You can also express your comments over the telephone (not recommended) to the Planning Department or via email at planning@oldham.gov.uk

Former Cricketers PH to provide much needed homes

This has be the site of anti-social behaviour and a blot on the landscape since it closed.

I have written to the previous owners and also the current ones urging them to develop the site for much needed local housing.

I am now very pleased to report it is being demolished which should take about three weeks.

Clements Court Properties are the owners and have moved very quickly with the site and met me at it only the other day.

They are keen to work with local councillors and the community and it is a refreshing change compared to the usual, which is the first you get to know is when they submit a planning application.

They are building 8 much needed 3 bedroom houses and two apartments on the site which are 2 bedroom.

Liberal Democrat Leader disappointed Local Plan Consultation held over Summer Holidays

The Leader of the Opposition and of the Liberal Democrat Group on Oldham Council, Councillor Howard Sykes MBE, has expressed his disappointment that Council officers have chosen to conduct a public consultation on the Oldham Local Plan during the school holidays.

The consultation started on 10 July and ends of 21 August.

Details of the local plan can be found at https://www.oldham.gov.uk/info/200585/local_plan

Responses can be submitted online at http://oldham-consult.limehouse.co.uk/portal/oc/planning/spi or emailed to spi@oldham.gov.uk or returned by post to

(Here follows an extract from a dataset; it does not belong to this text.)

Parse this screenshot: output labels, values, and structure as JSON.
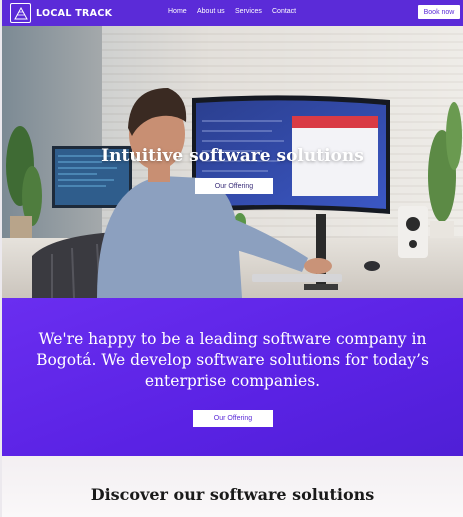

Strategic Planning and Information, Economy, Skills and Neighbourhoods, Room 310, Level 3, Civic Centre, West Street, Oldham OL1 1UH.

Councillor Sykes said: “The Oldham Local Plan may sound a dry document, but it is in fact the document that will underpin the delivery of new homes and new businesses in our Borough for years to come, and more importantly it will be the key document that will determine what happens locally under the Greater Manchester Spatial Framework.”

“Many residents of this Borough, particularly in Shaw, Crompton, Royton and Chadderton, are up in arms about the implications of the Greater Manchester Spatial Framework and they have held rallies at Tandle Hill Country Park and outside Manchester Town Hall in Albert Square to let it be known that they are opposed to development on our precious Green Belt.”

“Given the strength of local feeling, it is unacceptable to conduct a public consultation on an issue of such importance in the school holidays.  Many residents will be taking families away with them on holiday.  Responding to this consultation by the 21 August may be far from their minds, but if they feel strongly that they want to save their green belt I would urge them to take time to do so.”

Councillor Sykes and his Liberal Democrat colleagues in Shaw and Crompton remain vehemently opposed to plans to build almost 3,000 new homes in the two wards on surrounding Green Belt and other green land:

“Local residents are rightly up in arms, fearing that not only will the current plan mean that their precious Green Belt will be lost forever under a carpet of concrete, but also that the existing medical, school and leisure infrastructure, which is already severely stretched, will be completely swamped with the extra demand.”

The Liberal Democrats have a clear aspiration for future housing development in Greater Manchester.  Councillor Sykes explained: “Development should be on brownfield sites first, particularly sites with outstanding planning permission, coupled with mill and factory conversions to housing and a drive to bring existing empty homes back into occupancy, whenever this is practicable.  This view will form the basis of our response to the consultation.”